Hearing about these recent deaths, Paul starts to freak out and reaches out to a few people he could trust for help, including a new lady friend who wanted to write a book about people with special conditions and a psychiatrist who treated him back at the ward. It seems this isn't the first time the man had some problems dealing with dead people and he believes all of this has something to do with a few blackouts he have been getting lately, as well as his own foul-mouthed homicidal ventriloquist dummy...

I'll give The Dummy (2000) this; it tries to mold itself as this low budget Hitchcockian stride of hero-antagonists struggling with their dark pasts, a "Jekyll and Hyde" premise coupled with some efforts to deliver genuine suspense and thrills as seen in some scenes such as Paul trying to dispose the body of one of Tommy's victims, and too the few kills that focus more on build-up rather than blood and gore.
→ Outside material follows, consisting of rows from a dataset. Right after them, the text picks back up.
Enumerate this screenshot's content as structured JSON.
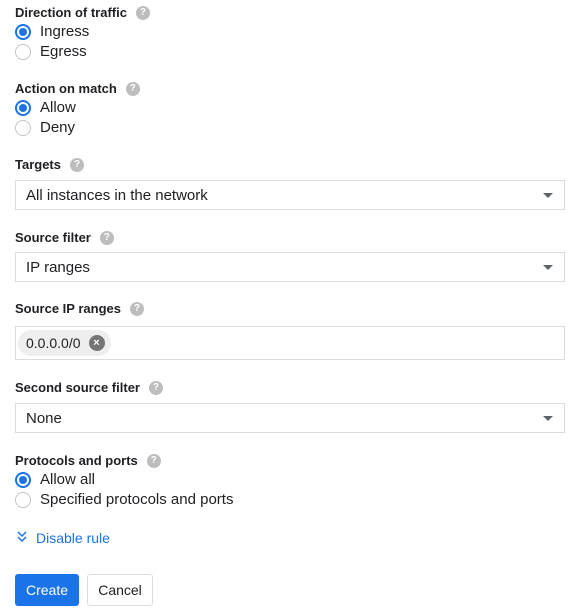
{
  "direction": {
    "label": "Direction of traffic",
    "help_icon": "?",
    "options": [
      {
        "label": "Ingress",
        "selected": true
      },
      {
        "label": "Egress",
        "selected": false
      }
    ]
  },
  "action": {
    "label": "Action on match",
    "help_icon": "?",
    "options": [
      {
        "label": "Allow",
        "selected": true
      },
      {
        "label": "Deny",
        "selected": false
      }
    ]
  },
  "targets": {
    "label": "Targets",
    "help_icon": "?",
    "value": "All instances in the network"
  },
  "source_filter": {
    "label": "Source filter",
    "help_icon": "?",
    "value": "IP ranges"
  },
  "source_ip_ranges": {
    "label": "Source IP ranges",
    "help_icon": "?",
    "chips": [
      "0.0.0.0/0"
    ],
    "chip_remove": "×"
  },
  "second_source_filter": {
    "label": "Second source filter",
    "help_icon": "?",
    "value": "None"
  },
  "protocols": {
    "label": "Protocols and ports",
    "help_icon": "?",
    "options": [
      {
        "label": "Allow all",
        "selected": true
      },
      {
        "label": "Specified protocols and ports",
        "selected": false
      }
    ]
  },
  "disable_rule": {
    "icon": "chevron-down-double",
    "label": "Disable rule"
  },
  "buttons": {
    "create": "Create",
    "cancel": "Cancel"
  },
  "colors": {
    "accent": "#1a73e8",
    "text": "#202124",
    "border": "#dadce0"
  }
}
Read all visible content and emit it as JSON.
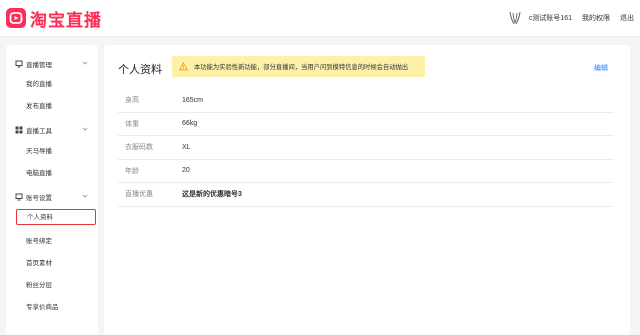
{
  "header": {
    "logo_text": "淘宝直播",
    "account": "c测试账号161",
    "permissions": "我的权限",
    "logout": "退出"
  },
  "sidebar": {
    "groups": [
      {
        "title": "直播管理",
        "icon": "monitor-icon",
        "items": [
          "我的直播",
          "发布直播"
        ]
      },
      {
        "title": "直播工具",
        "icon": "grid-icon",
        "items": [
          "天马导播",
          "电脑直播"
        ]
      },
      {
        "title": "账号设置",
        "icon": "monitor-icon",
        "items": [
          "个人资料",
          "账号绑定",
          "首页素材",
          "粉丝分层",
          "专享价商品"
        ]
      }
    ],
    "active_item": "个人资料"
  },
  "main": {
    "title": "个人资料",
    "notice": "本功能为实验性新功能，部分直播间，当用户问到模特信息的时候会自动抛出",
    "edit": "编辑",
    "rows": [
      {
        "label": "身高",
        "value": "165cm"
      },
      {
        "label": "体重",
        "value": "66kg"
      },
      {
        "label": "衣服码数",
        "value": "XL"
      },
      {
        "label": "年龄",
        "value": "20"
      },
      {
        "label": "直播优惠",
        "value": "这是新的优惠暗号3"
      }
    ]
  },
  "colors": {
    "brand": "#ff2c55",
    "link": "#2b7de9",
    "notice_bg": "#fdf1a8",
    "active_border": "#e63535"
  }
}
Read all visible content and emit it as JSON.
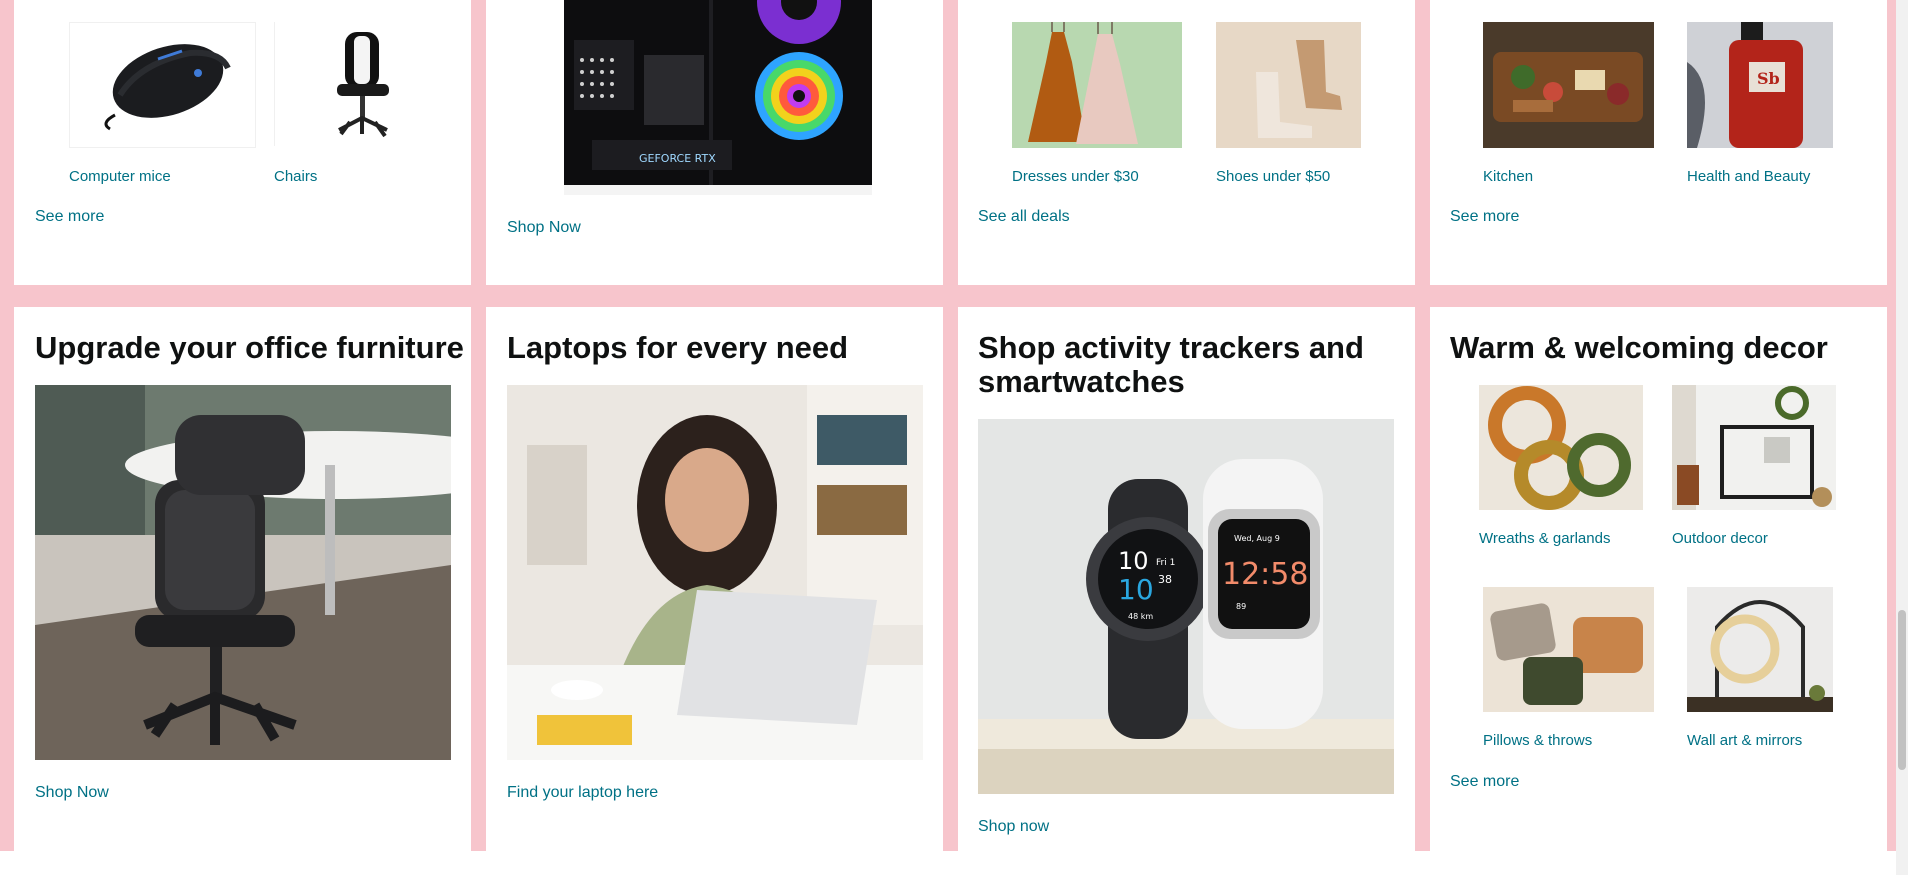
{
  "colors": {
    "page_bg": "#f7c5cc",
    "link": "#007185",
    "heading": "#0f1111"
  },
  "top_row": {
    "card1": {
      "items": [
        {
          "label": "Computer mice",
          "icon": "gaming-mouse"
        },
        {
          "label": "Chairs",
          "icon": "gaming-chair"
        }
      ],
      "link": "See more"
    },
    "card2": {
      "gpu_text": "GEFORCE RTX",
      "link": "Shop Now"
    },
    "card3": {
      "items": [
        {
          "label": "Dresses under $30"
        },
        {
          "label": "Shoes under $50"
        }
      ],
      "link": "See all deals"
    },
    "card4": {
      "items": [
        {
          "label": "Kitchen"
        },
        {
          "label": "Health and Beauty"
        }
      ],
      "bottle_logo": "Sb",
      "link": "See more"
    }
  },
  "bottom_row": {
    "office": {
      "title": "Upgrade your office furniture",
      "link": "Shop Now"
    },
    "laptops": {
      "title": "Laptops for every need",
      "link": "Find your laptop here"
    },
    "trackers": {
      "title": "Shop activity trackers and smartwatches",
      "link": "Shop now",
      "watch1": {
        "time_h": "10",
        "time_m": "10",
        "sec": "38",
        "day": "Fri 1",
        "dist": "48 km"
      },
      "watch2": {
        "date": "Wed, Aug 9",
        "time": "12:58",
        "steps": "89"
      }
    },
    "decor": {
      "title": "Warm & welcoming decor",
      "items": [
        {
          "label": "Wreaths & garlands"
        },
        {
          "label": "Outdoor decor"
        },
        {
          "label": "Pillows & throws"
        },
        {
          "label": "Wall art & mirrors"
        }
      ],
      "link": "See more"
    }
  }
}
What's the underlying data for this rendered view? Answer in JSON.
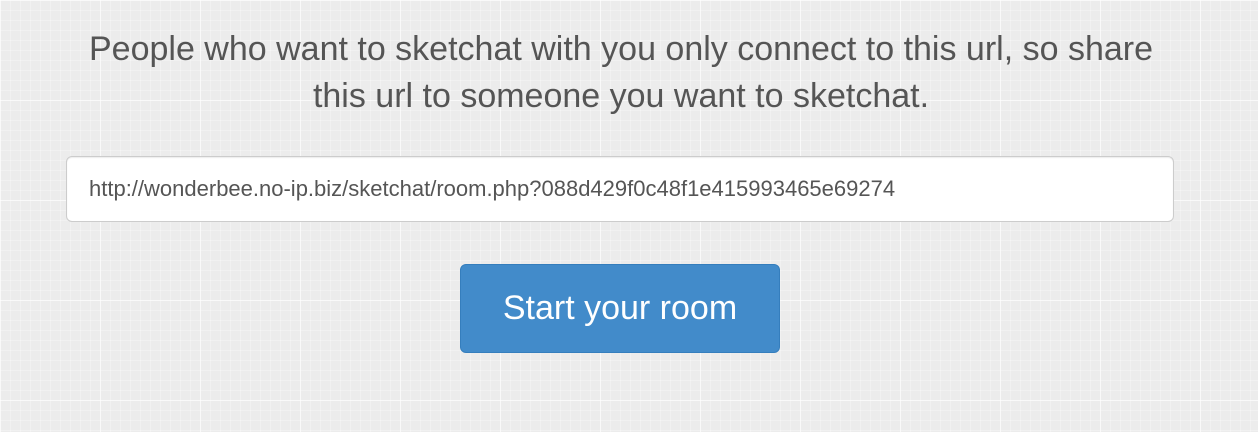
{
  "message": {
    "text": "People who want to sketchat with you only connect to this url, so share this url to someone you want to sketchat."
  },
  "share": {
    "url_value": "http://wonderbee.no-ip.biz/sketchat/room.php?088d429f0c48f1e415993465e69274"
  },
  "actions": {
    "start_label": "Start your room"
  },
  "colors": {
    "primary": "#428bca",
    "text": "#555555"
  }
}
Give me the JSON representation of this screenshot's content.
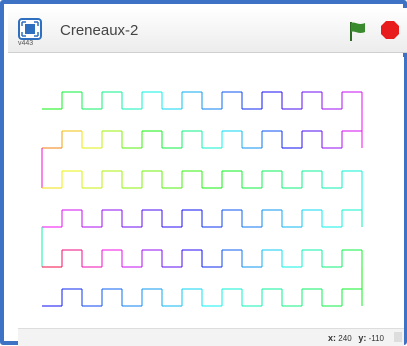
{
  "project": {
    "title": "Creneaux-2",
    "version": "v443"
  },
  "controls": {
    "flag_icon": "green-flag-icon",
    "stop_icon": "red-stop-icon"
  },
  "status": {
    "x_label": "x:",
    "x_value": "240",
    "y_label": "y:",
    "y_value": "-110"
  },
  "colors": {
    "frame": "#3d72c4",
    "flag": "#3a8a2e",
    "stop": "#e81c1c"
  }
}
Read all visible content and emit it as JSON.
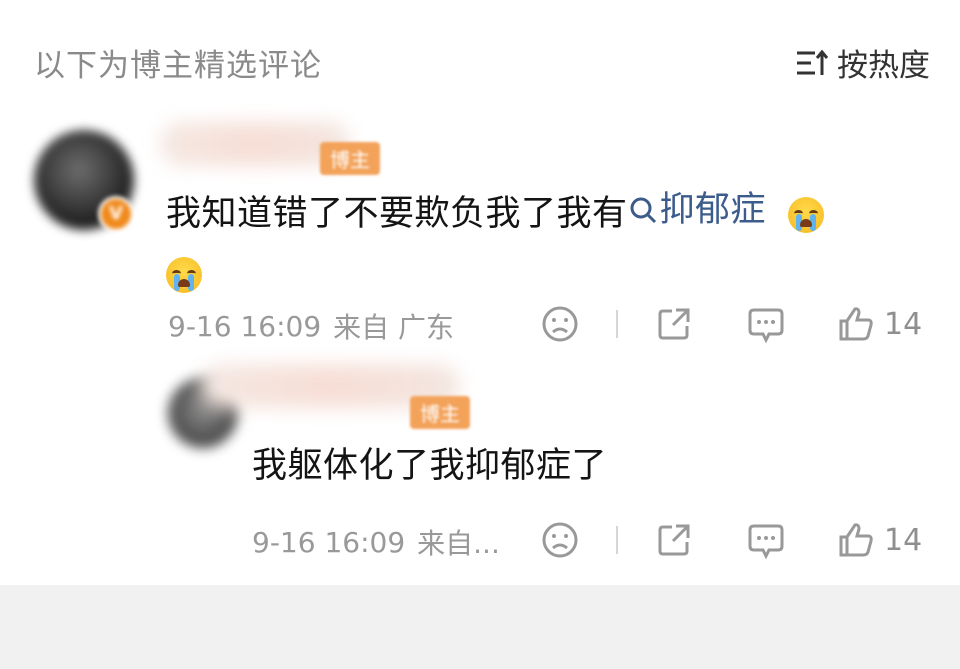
{
  "header": {
    "section_title": "以下为博主精选评论",
    "sort_label": "按热度",
    "sort_icon": "sort-lines-icon"
  },
  "comments": [
    {
      "author_tag": "博主",
      "text_before": "我知道错了不要欺负我了我有",
      "topic_link": "抑郁症",
      "emoji_count": 2,
      "emoji_icon": "crying-face-emoji",
      "time": "9-16 16:09",
      "location": "来自 广东",
      "like_count": "14"
    }
  ],
  "reply": {
    "author_tag": "博主",
    "text": "我躯体化了我抑郁症了",
    "time": "9-16 16:09",
    "location": "来自...",
    "like_count": "14"
  },
  "colors": {
    "link": "#3c5c8c",
    "tag_bg": "#f3a25a",
    "meta": "#999999"
  }
}
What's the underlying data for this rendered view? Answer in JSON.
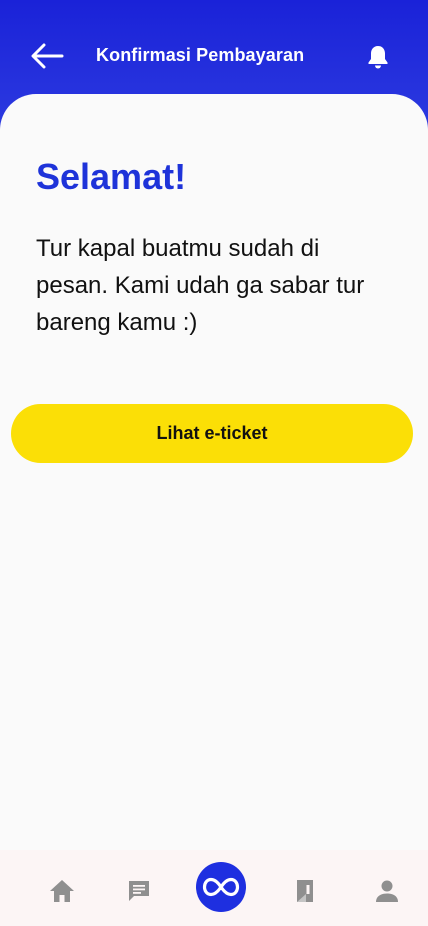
{
  "header": {
    "title": "Konfirmasi Pembayaran",
    "back_icon": "arrow-left-icon",
    "notification_icon": "bell-icon"
  },
  "content": {
    "headline": "Selamat!",
    "message": "Tur kapal buatmu sudah di pesan. Kami udah ga sabar tur bareng kamu :)",
    "eticket_button": "Lihat e-ticket"
  },
  "bottom_nav": {
    "items": [
      {
        "icon": "home-icon"
      },
      {
        "icon": "chat-icon"
      },
      {
        "icon": "infinity-icon"
      },
      {
        "icon": "receipt-icon"
      },
      {
        "icon": "profile-icon"
      }
    ]
  },
  "colors": {
    "primary": "#1e33d9",
    "accent": "#fbdf06",
    "nav_inactive": "#8f8f8f"
  }
}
The whole strive has its potential to be effective but it mostly fails due to the fact that plentiful of the talents involved couldn't act to sell what the movie's offering and the plot itself is just as basic as they could come, very much predictable from the start to finish even with all the red herrings thrown in to try sway us away from figuring things out too soon. You could say it overstayed its implications to what's going on in our lead's head to the point that its little reveal in the end comes to no surprise, in turn leading to a letdown of a finale regardless of whether you see this film as a straight-to-video psychological thriller or a killer doll slasher flick.

It's cinematography is shaky at its worse, lowered down further in quality thanks to this movie's inept editing and uninspired lighting. The only thing The Dummy (2000) would probably be best remembered for is its long gratuitous sex scene between Singleton and Irina Bjorklund, a Finnish Jussi Award winner in her first American movie role, basically handing this film its obligatory B-grade sleaze. Other than that, this film is a rather overly familiar walk down the psychodrama path paired with slasher film bodycounting and risqué business and, honestly, there isn't much you're missing here. In fact, it can get darn tiring if you don't have the patience for ludicrous bargain bin Hitchcockian thrills but should you find yourself curious about this little mess, a word of warning: Avoid the UK DVD release! They zoomed in the whole thing so much that it cropped heads and credits! The US VHS release does fair a tad better, but it is getting shorter in supply...

Bodycount:
1 female knifed in the gut
1 male knifed in the neck
1 female knifed to death
1 male shot on the neck with a poison blow dart
1 female hacked to death with an axe
1 male ran through with a spear
Total: 6